of diamonds, and it would also have become almost impossible for Edmund
Davis to remain on the boards of Rhokana, Rhoanglo and Anglo American
Corporation. Fortunately, on 17 July, a cable was sent to Ernest
Oppenheimer in the joint names of Edmund Davis and S. S. Taylor
informing him that the Selection Trust offer would be put before the
board of Broken Hill, but the two signatories were
that it will be decided . . . that offer is refused. The annual meeting
Rhodesia Broken Hill shareholders... will be adjourned until 18
November. This will give you ample time consider business and receive
our views. Sir Edmund Davis is satisfied that British South Africa
Company would join Anglo American Corporation in any suitable scheme
proposed by them.
day Ernest Oppenheimer agreed, by cable, that S. S. Taylor's and his
resignation should not be tendered. The Selection Trust offer was in
fact not accepted by the board, though Edmund Davis, S. S. Taylor and
Carl Davis did not vote. A few weeks later, Edmund Davis was writing
apologetically to Ernest Oppenheimer:
Nobody regrets more than I do the misunderstanding over the contents of
our cable, but I thought that you would have realized that wc were only
submitting Beatty's new proposal for your consideration, in view of the
previous message informing you that nothing would be done without
consulting you. I now realize that I should have worded the message
differently and have stated that the terms were Beatty's new ones, that
his option had lapsed and that we wished to know your views. ... I
think it difficult for you to realize how anxious I have always been to
pull Broken Hill through and make a success of it.
Undoubtedly Edmund Davis had serious worries, but his tactics in this particular matter cannot be justified.
Ernest Oppenheimer it may well be said that he never forgot, but always
forgave.

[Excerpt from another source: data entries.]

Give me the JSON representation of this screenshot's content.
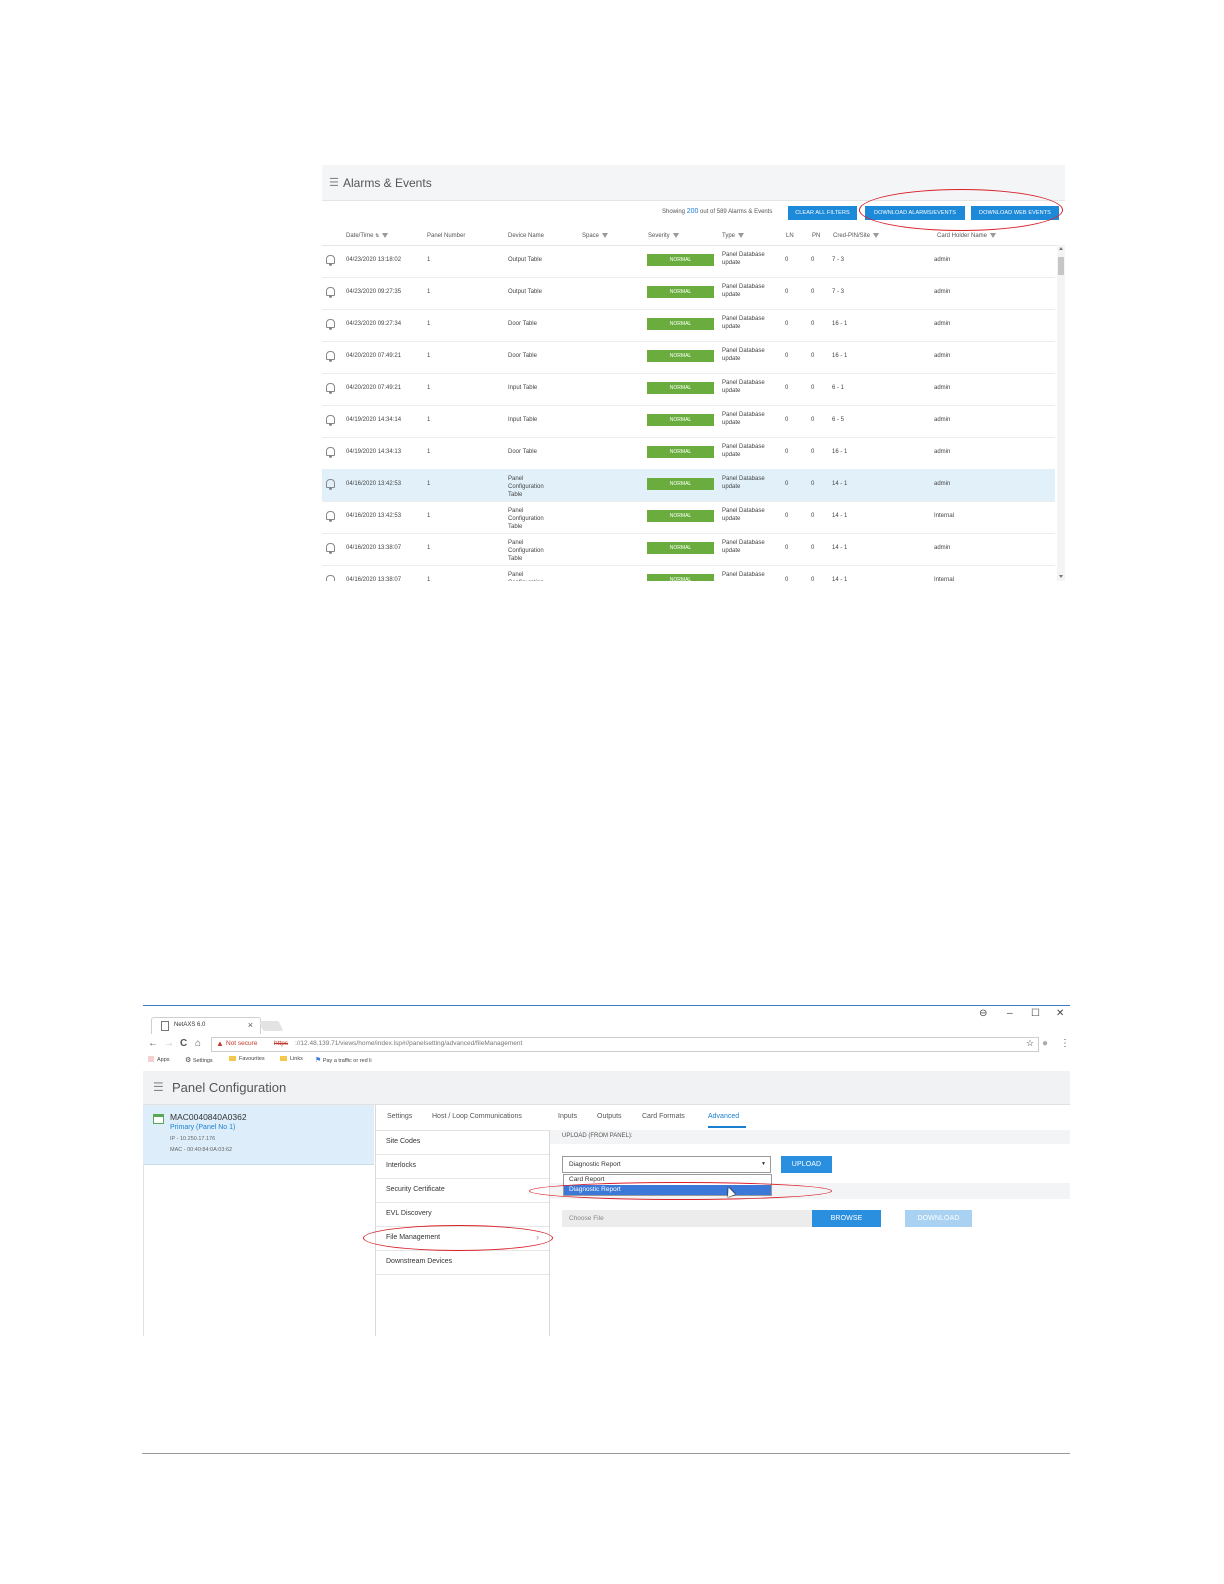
{
  "alarms": {
    "title": "Alarms & Events",
    "showing_prefix": "Showing",
    "showing_count": "200",
    "showing_suffix": "out of 589 Alarms & Events",
    "buttons": {
      "clear_filters": "CLEAR ALL FILTERS",
      "download_alarms": "DOWNLOAD ALARMS/EVENTS",
      "download_web": "DOWNLOAD WEB EVENTS"
    },
    "columns": {
      "datetime": "Date/Time",
      "panel": "Panel Number",
      "device": "Device Name",
      "space": "Space",
      "severity": "Severity",
      "type": "Type",
      "ln": "LN",
      "pn": "PN",
      "cred": "Cred-PIN/Site",
      "holder": "Card Holder Name"
    },
    "rows": [
      {
        "datetime": "04/23/2020 13:18:02",
        "panel": "1",
        "device": "Output Table",
        "severity": "NORMAL",
        "type": "Panel Database update",
        "ln": "0",
        "pn": "0",
        "cred": "7 - 3",
        "holder": "admin"
      },
      {
        "datetime": "04/23/2020 09:27:35",
        "panel": "1",
        "device": "Output Table",
        "severity": "NORMAL",
        "type": "Panel Database update",
        "ln": "0",
        "pn": "0",
        "cred": "7 - 3",
        "holder": "admin"
      },
      {
        "datetime": "04/23/2020 09:27:34",
        "panel": "1",
        "device": "Door Table",
        "severity": "NORMAL",
        "type": "Panel Database update",
        "ln": "0",
        "pn": "0",
        "cred": "16 - 1",
        "holder": "admin"
      },
      {
        "datetime": "04/20/2020 07:49:21",
        "panel": "1",
        "device": "Door Table",
        "severity": "NORMAL",
        "type": "Panel Database update",
        "ln": "0",
        "pn": "0",
        "cred": "16 - 1",
        "holder": "admin"
      },
      {
        "datetime": "04/20/2020 07:49:21",
        "panel": "1",
        "device": "Input Table",
        "severity": "NORMAL",
        "type": "Panel Database update",
        "ln": "0",
        "pn": "0",
        "cred": "6 - 1",
        "holder": "admin"
      },
      {
        "datetime": "04/19/2020 14:34:14",
        "panel": "1",
        "device": "Input Table",
        "severity": "NORMAL",
        "type": "Panel Database update",
        "ln": "0",
        "pn": "0",
        "cred": "6 - 5",
        "holder": "admin"
      },
      {
        "datetime": "04/19/2020 14:34:13",
        "panel": "1",
        "device": "Door Table",
        "severity": "NORMAL",
        "type": "Panel Database update",
        "ln": "0",
        "pn": "0",
        "cred": "16 - 1",
        "holder": "admin"
      },
      {
        "datetime": "04/16/2020 13:42:53",
        "panel": "1",
        "device": "Panel Configuration Table",
        "severity": "NORMAL",
        "type": "Panel Database update",
        "ln": "0",
        "pn": "0",
        "cred": "14 - 1",
        "holder": "admin"
      },
      {
        "datetime": "04/16/2020 13:42:53",
        "panel": "1",
        "device": "Panel Configuration Table",
        "severity": "NORMAL",
        "type": "Panel Database update",
        "ln": "0",
        "pn": "0",
        "cred": "14 - 1",
        "holder": "Internal"
      },
      {
        "datetime": "04/16/2020 13:38:07",
        "panel": "1",
        "device": "Panel Configuration Table",
        "severity": "NORMAL",
        "type": "Panel Database update",
        "ln": "0",
        "pn": "0",
        "cred": "14 - 1",
        "holder": "admin"
      },
      {
        "datetime": "04/16/2020 13:38:07",
        "panel": "1",
        "device": "Panel Configuration",
        "severity": "NORMAL",
        "type": "Panel Database",
        "ln": "0",
        "pn": "0",
        "cred": "14 - 1",
        "holder": "Internal"
      }
    ],
    "selected_row": 7,
    "colors": {
      "accent": "#1c8ad8",
      "normal": "#6aad3e",
      "highlight": "#d9202a"
    }
  },
  "browser": {
    "tab_title": "NetAXS 6.0",
    "tab_close": "×",
    "window_controls": {
      "profile": "⊖",
      "minimize": "–",
      "maximize": "☐",
      "close": "✕"
    },
    "nav": {
      "back": "←",
      "forward": "→",
      "reload": "C",
      "home": "⌂"
    },
    "url": {
      "warning": "Not secure",
      "scheme": "https",
      "rest": "://12.48.139.71/views/home/index.lsp#//panelsetting/advanced/fileManagement"
    },
    "bookmarks": [
      "Apps",
      "Settings",
      "Favourites",
      "Links",
      "Pay a traffic or red li"
    ]
  },
  "panel_config": {
    "title": "Panel Configuration",
    "panel": {
      "name": "MAC0040840A0362",
      "subtitle": "Primary (Panel No 1)",
      "ip": "IP - 10.250.17.176",
      "mac": "MAC - 00:40:84:0A:03:62"
    },
    "tabs": [
      "Settings",
      "Host / Loop Communications",
      "Inputs",
      "Outputs",
      "Card Formats",
      "Advanced"
    ],
    "active_tab": "Advanced",
    "menu": [
      "Site Codes",
      "Interlocks",
      "Security Certificate",
      "EVL Discovery",
      "File Management",
      "Downstream Devices"
    ],
    "active_menu": "File Management",
    "upload_header": "UPLOAD (FROM PANEL):",
    "report_select": "Diagnostic Report",
    "report_options": [
      "Card Report",
      "Diagnostic Report"
    ],
    "upload_btn": "UPLOAD",
    "choose_file": "Choose File",
    "browse_btn": "BROWSE",
    "download_btn": "DOWNLOAD"
  }
}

While these distressing events were taking place in London,
Dr. Bancroft was reporting favourably on the technical mining position.
On 4 September Edmund Davis received a long and friendly letter from

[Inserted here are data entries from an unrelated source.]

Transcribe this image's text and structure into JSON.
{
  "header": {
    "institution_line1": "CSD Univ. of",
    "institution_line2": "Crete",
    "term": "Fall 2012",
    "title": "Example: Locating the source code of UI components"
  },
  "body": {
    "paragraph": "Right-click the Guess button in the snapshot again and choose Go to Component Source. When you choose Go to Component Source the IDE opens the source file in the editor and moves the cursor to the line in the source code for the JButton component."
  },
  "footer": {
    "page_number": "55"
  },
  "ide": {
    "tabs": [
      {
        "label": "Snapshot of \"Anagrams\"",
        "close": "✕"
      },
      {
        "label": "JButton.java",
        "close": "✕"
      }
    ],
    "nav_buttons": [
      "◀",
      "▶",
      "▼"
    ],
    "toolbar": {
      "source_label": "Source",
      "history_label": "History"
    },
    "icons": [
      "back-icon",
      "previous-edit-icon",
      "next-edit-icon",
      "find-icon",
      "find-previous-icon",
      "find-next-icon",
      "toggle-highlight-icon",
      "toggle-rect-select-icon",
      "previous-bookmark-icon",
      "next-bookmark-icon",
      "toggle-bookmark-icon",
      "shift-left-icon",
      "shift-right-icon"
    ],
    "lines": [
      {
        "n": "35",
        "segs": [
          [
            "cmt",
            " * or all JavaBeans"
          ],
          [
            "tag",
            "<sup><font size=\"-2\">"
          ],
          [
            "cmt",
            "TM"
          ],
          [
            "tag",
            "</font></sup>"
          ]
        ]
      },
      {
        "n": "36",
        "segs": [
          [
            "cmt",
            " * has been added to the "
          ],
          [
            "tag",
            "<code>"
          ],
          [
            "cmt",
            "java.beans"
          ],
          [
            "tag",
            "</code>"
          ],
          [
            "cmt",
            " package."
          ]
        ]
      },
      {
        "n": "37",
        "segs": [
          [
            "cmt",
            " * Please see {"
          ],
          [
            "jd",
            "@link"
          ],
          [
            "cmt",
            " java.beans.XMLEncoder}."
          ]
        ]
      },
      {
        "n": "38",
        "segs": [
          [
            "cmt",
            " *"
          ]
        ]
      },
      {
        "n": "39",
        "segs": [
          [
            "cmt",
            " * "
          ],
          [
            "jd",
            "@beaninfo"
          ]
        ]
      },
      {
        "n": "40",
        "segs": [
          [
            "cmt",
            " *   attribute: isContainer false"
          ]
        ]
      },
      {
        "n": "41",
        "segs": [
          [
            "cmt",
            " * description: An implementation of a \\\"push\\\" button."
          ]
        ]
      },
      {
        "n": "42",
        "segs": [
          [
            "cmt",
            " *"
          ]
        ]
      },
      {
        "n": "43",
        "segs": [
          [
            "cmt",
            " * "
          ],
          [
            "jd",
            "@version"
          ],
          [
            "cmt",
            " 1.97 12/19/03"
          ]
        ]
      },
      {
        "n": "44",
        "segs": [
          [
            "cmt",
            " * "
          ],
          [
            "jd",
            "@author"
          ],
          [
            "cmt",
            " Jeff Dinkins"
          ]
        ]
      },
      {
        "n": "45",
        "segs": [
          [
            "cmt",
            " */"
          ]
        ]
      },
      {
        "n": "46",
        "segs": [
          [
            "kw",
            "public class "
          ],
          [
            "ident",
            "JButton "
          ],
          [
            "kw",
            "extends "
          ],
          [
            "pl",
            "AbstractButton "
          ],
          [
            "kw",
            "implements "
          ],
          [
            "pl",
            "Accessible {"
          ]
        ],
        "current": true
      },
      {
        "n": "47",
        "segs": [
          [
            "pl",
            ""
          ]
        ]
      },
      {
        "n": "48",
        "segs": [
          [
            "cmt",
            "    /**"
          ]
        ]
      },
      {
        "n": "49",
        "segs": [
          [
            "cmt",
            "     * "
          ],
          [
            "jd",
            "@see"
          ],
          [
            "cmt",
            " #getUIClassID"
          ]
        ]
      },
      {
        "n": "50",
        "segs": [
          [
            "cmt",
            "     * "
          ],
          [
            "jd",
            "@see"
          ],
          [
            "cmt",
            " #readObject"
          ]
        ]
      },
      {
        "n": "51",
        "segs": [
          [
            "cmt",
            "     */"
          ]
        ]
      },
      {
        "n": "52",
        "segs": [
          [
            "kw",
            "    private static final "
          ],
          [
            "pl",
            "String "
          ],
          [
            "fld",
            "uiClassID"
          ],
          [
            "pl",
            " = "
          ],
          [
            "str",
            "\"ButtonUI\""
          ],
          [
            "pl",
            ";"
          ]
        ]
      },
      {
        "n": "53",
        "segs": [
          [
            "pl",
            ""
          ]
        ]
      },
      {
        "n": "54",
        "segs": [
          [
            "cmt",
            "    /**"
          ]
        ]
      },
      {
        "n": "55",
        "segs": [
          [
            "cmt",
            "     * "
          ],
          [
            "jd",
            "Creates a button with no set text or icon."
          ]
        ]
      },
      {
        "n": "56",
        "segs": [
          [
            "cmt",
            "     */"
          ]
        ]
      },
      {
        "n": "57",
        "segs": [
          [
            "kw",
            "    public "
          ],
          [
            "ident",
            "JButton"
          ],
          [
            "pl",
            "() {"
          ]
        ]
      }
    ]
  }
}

can quite understand your anxiety to make a success of Broken Hill and
am glad to say that our engineers take a favourable view of the
possibilities. A full report is being prepared, but, as I am sure you
will agree with me that we should act as quickly as possible, it will
be as well to give you my ideas rather more fully without waiting for
the report to be completed.
scheme which he submitted to Edmund Davis's scrutiny in this letter was
not adopted ultimately—it was a scheme for a new company,